» Data records
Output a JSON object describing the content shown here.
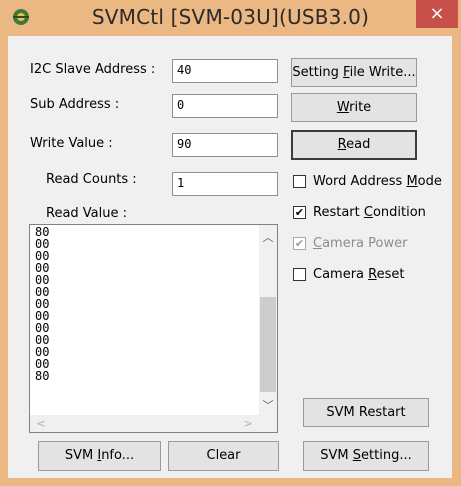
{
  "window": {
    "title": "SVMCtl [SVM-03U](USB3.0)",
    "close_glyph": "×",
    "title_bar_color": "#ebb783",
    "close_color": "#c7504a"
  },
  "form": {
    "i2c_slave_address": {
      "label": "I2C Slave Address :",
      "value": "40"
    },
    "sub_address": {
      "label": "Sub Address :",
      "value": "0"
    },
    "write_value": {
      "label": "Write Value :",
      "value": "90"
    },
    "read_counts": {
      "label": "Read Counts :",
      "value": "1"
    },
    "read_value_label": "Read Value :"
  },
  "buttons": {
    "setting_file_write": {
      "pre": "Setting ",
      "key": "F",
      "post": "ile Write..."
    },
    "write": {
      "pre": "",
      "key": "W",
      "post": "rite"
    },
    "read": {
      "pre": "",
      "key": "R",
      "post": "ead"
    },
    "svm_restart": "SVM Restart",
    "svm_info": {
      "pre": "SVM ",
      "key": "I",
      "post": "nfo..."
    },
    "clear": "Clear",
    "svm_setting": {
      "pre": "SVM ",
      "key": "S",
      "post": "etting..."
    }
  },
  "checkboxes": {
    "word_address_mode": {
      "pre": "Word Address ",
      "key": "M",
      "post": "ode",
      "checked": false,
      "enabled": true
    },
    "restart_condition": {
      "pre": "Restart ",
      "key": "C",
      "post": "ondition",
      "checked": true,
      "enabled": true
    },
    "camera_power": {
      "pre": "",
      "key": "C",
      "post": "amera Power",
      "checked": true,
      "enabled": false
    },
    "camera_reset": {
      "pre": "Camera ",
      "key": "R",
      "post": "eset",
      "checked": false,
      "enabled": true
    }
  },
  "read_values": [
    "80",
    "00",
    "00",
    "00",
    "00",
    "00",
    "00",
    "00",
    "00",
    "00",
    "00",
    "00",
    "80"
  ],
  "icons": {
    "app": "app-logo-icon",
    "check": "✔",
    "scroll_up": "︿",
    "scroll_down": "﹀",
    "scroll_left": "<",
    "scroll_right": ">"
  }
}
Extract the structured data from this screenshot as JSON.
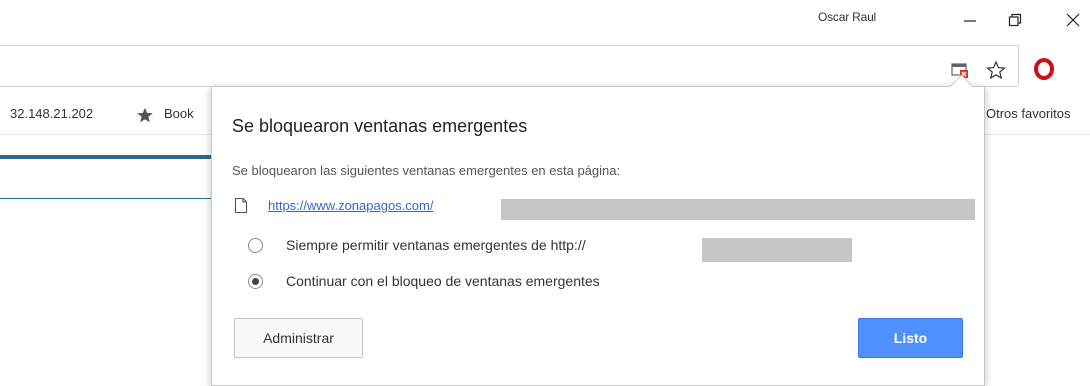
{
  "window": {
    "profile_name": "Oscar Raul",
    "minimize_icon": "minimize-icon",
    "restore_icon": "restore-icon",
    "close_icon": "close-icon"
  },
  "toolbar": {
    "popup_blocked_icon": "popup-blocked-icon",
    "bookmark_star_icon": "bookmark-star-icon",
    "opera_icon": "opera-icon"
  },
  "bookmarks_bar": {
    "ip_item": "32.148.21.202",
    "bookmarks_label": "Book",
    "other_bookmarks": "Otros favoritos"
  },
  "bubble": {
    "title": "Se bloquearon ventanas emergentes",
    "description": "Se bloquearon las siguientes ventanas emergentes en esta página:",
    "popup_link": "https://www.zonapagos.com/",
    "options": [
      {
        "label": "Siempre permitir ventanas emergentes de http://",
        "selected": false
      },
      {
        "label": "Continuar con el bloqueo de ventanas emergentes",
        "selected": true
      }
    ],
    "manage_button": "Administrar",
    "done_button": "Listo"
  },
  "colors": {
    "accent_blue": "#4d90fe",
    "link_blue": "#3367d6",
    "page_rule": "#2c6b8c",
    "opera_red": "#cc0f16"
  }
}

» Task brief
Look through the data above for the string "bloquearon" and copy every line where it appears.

» Problem solution
    "title": "Se bloquearon ventanas emergentes",
    "description": "Se bloquearon las siguientes ventanas emergentes en esta página:",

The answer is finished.